MORGANTOWN, W.Va. — Dr. Jaschar Shakuri-Rad, a urologist at the Mon Health Medical Center in Morgantown, has carried out enough procedures to know that most of his patients would rather be just about anywhere else.
And Shakuri-Rad now has a way to help them do just that.
Rather than staring at the ceiling, doing their best to think about their favorite vacation spot or the greatest triumphs of their favorite sports team, patients who request them can slip on virtual reality goggles and be transported to places far beyond the sterility and stress of a hospital.
They can look at art, wander down Morgantown streets, slip inside West Virginia University’s Milan Puskar Stadium, or appreciate gently falling raindrops. Developed by Morgantown native Benjamin Gleitzman, who is also the chief technology officer of the online Healing Museum, the Mon Health Center puts its virtual reality offerings under an umbrella it calls MONA.
Though it might seem a little too much like science fiction for anyone who came of age before the start of the millennium, it’s increasingly being embraced by doctors who want to ease their patients’ anxiety, and by the patients themselves, who find that being distracted when they are arguably at their most vulnerable is not a bad thing.
“Virtual reality can take your mind off things,” Shakuri-Rad explained, pointing out that he prefers virtual reality journeys with a hip-hop beat, but that the soundtrack can be customized to fit each patient’s preferences, and the volume can be adjusted accordingly. “It doesn’t have to change the standard of care. It gets multiple senses involved. It takes you out of that hospital setting.”

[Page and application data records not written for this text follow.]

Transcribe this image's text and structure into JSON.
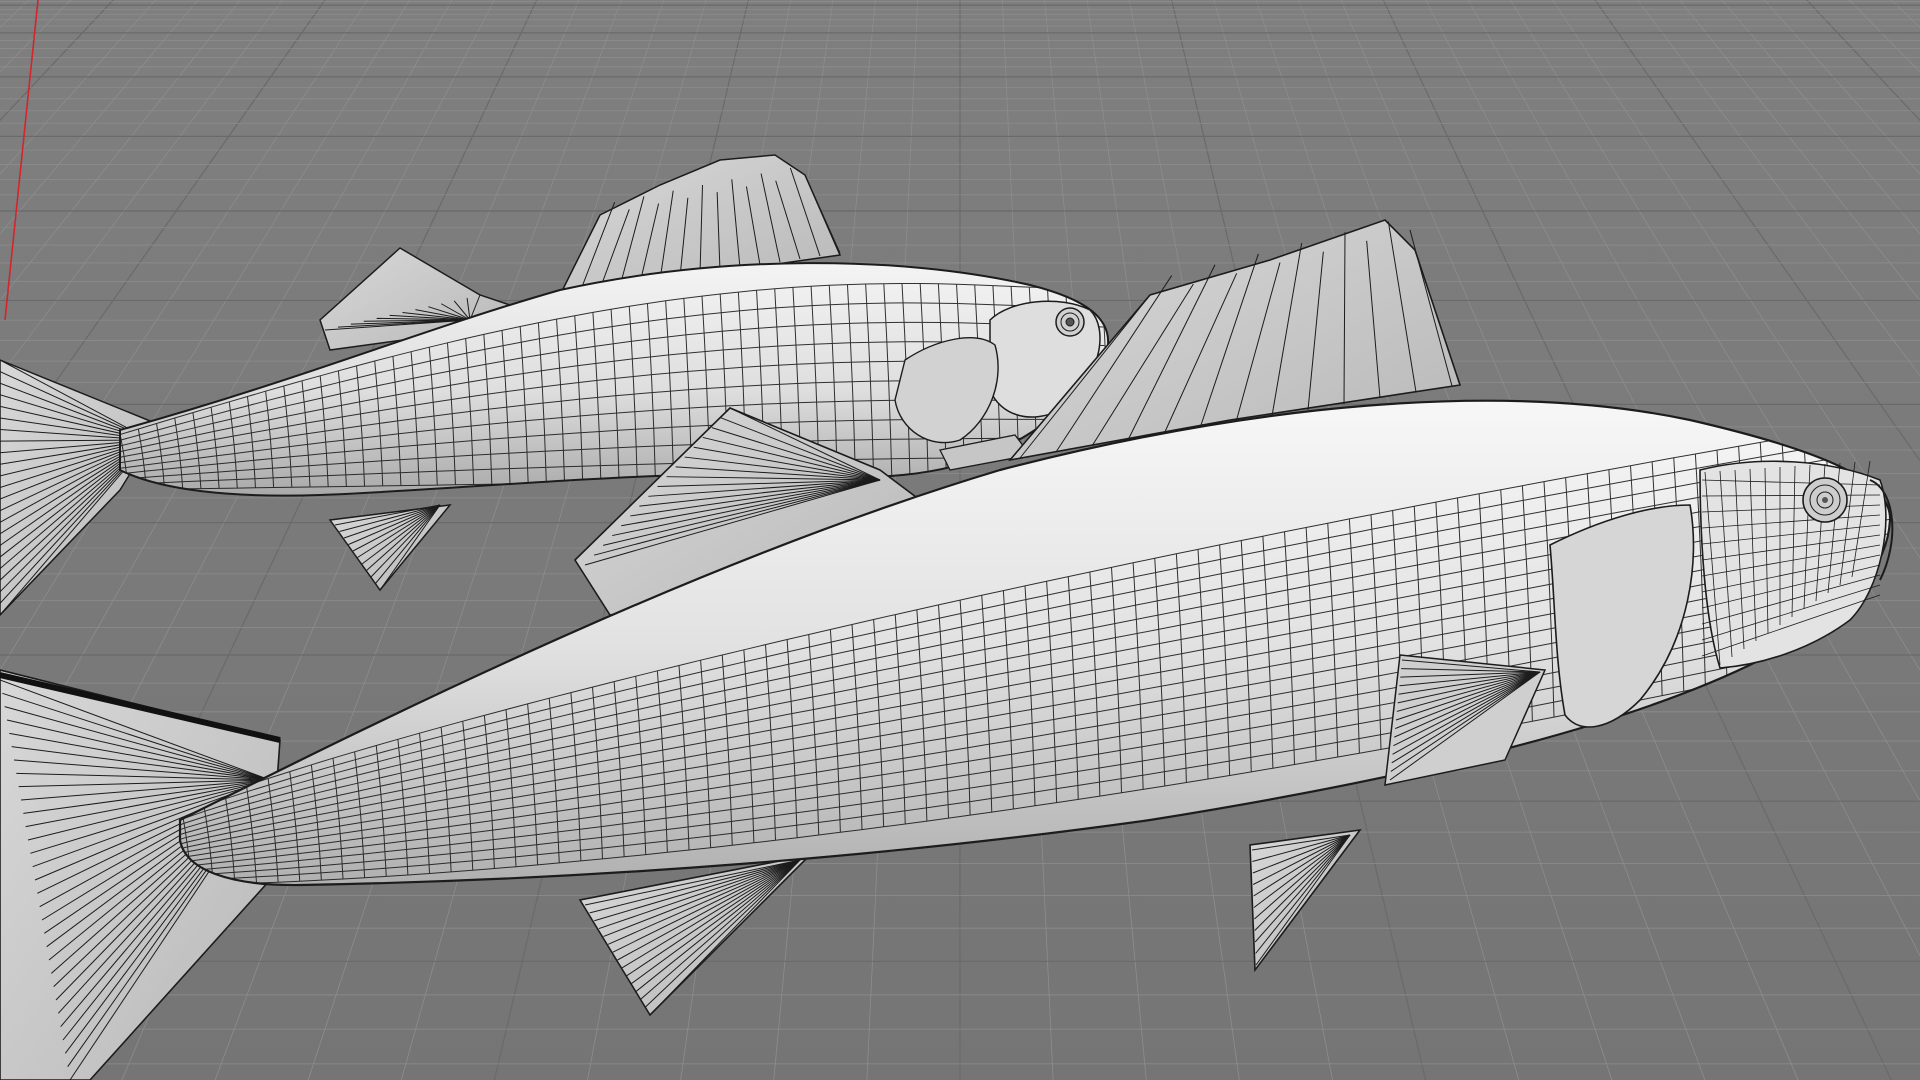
{
  "viewport": {
    "name": "perspective-viewport",
    "colors": {
      "background": "#7a7a7a",
      "grid_minor": "#8d8d8d",
      "grid_major": "#6a6a6a",
      "axis": "#d4252a",
      "fish_fill": "#dcdcdc",
      "fish_light": "#f2f2f2",
      "wire": "#1c1c1c"
    }
  },
  "models": [
    {
      "name": "fish-model-back",
      "display_mode": "shaded-wireframe"
    },
    {
      "name": "fish-model-front",
      "display_mode": "shaded-wireframe"
    }
  ]
}
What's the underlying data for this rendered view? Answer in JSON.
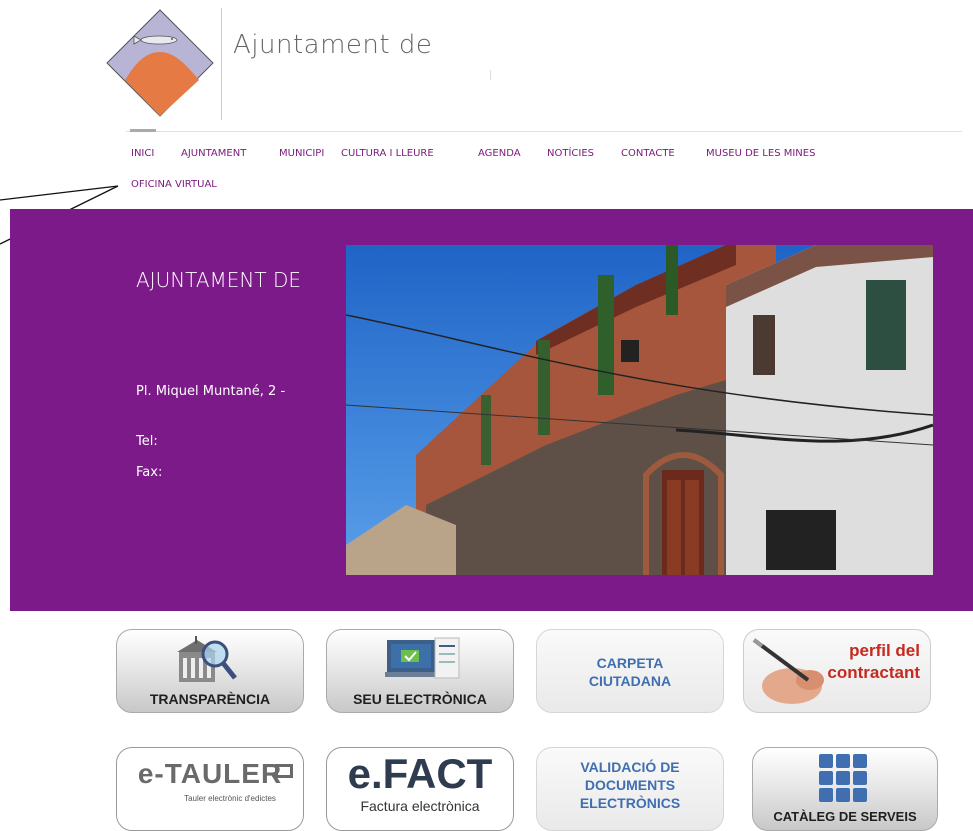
{
  "header": {
    "site_title": "Ajuntament de"
  },
  "nav": {
    "items": [
      "INICI",
      "AJUNTAMENT",
      "MUNICIPI",
      "CULTURA I LLEURE",
      "AGENDA",
      "NOTÍCIES",
      "CONTACTE",
      "MUSEU DE LES MINES",
      "OFICINA VIRTUAL"
    ]
  },
  "hero": {
    "title": "AJUNTAMENT DE",
    "address": "Pl. Miquel Muntané, 2 -",
    "tel_label": "Tel:",
    "fax_label": "Fax:"
  },
  "tiles": {
    "transparencia": "TRANSPARÈNCIA",
    "seu": "SEU ELECTRÒNICA",
    "carpeta_1": "CARPETA",
    "carpeta_2": "CIUTADANA",
    "perfil_1": "perfil del",
    "perfil_2": "contractant",
    "etauler_brand": "e-TAULER",
    "etauler_sub": "Tauler electrònic d'edictes",
    "efact_brand": "e.FACT",
    "efact_sub": "Factura electrònica",
    "validacio_1": "VALIDACIÓ DE",
    "validacio_2": "DOCUMENTS",
    "validacio_3": "ELECTRÒNICS",
    "cataleg": "CATÀLEG DE SERVEIS"
  },
  "colors": {
    "band": "#7d1a8a",
    "nav_text": "#7a1a7a",
    "logo_lilac": "#b7b4d6",
    "logo_orange": "#e57a45",
    "tile_blue": "#3f6fb0",
    "tile_orange": "#e2431c"
  }
}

It’s not unheard of for some patients to feel dizzy or nauseous after going through the virtual reality experience, but patients can choose which setting and situation best serves their mood and constitution; to be sure, not everyone would find, say, rock climbing or careening on a roller coaster to be the best way to soothe frazzled nerves.
“It’s a customized experience we can tweak in many different ways,” Shakuri-Rad explained.
In 2018, The Washington Post reported on the use of virtual reality during childbirth, chemotherapy, kidney dialysis or wound treatment. Virtual reality as a therapeutic tool was first considered about two decades ago, but the bulky equipment of the late 1990s made it impractical. Lower costs and greater comfort have led such marquee institutions as Boston’s Children’s Hospital and Cedars-Sinai Medical Center in Los Angeles to make virtual reality a part of their treatment regimen.
Doctors also say that virtual reality can help ease the opioid epidemic by deflecting attention away from pain. That means doctors might be able to avoid prescribing painkillers altogether, or at least prescribe them in lower dosages.
Theresa McSherry, a nurse practitioner in Portland, Ore., told The Washington Post, “VR is not going to resolve the opioid crisis, but it’s useful to have in our toolbox to help people be less dependent on medication in the early stages. This is a tool with potential to teach pain desensitization and coping that may allow a burn survivor to return to a better functional status.”
While virtual reality is not pushed on patients, none have refused it, Shakuri-Rad said. The Mon Health Medical Center plans on expanding the use of virtual reality into its infusion center and other departments.
“We’re treating the mind, body and spirit,” Shakuri-Rad said.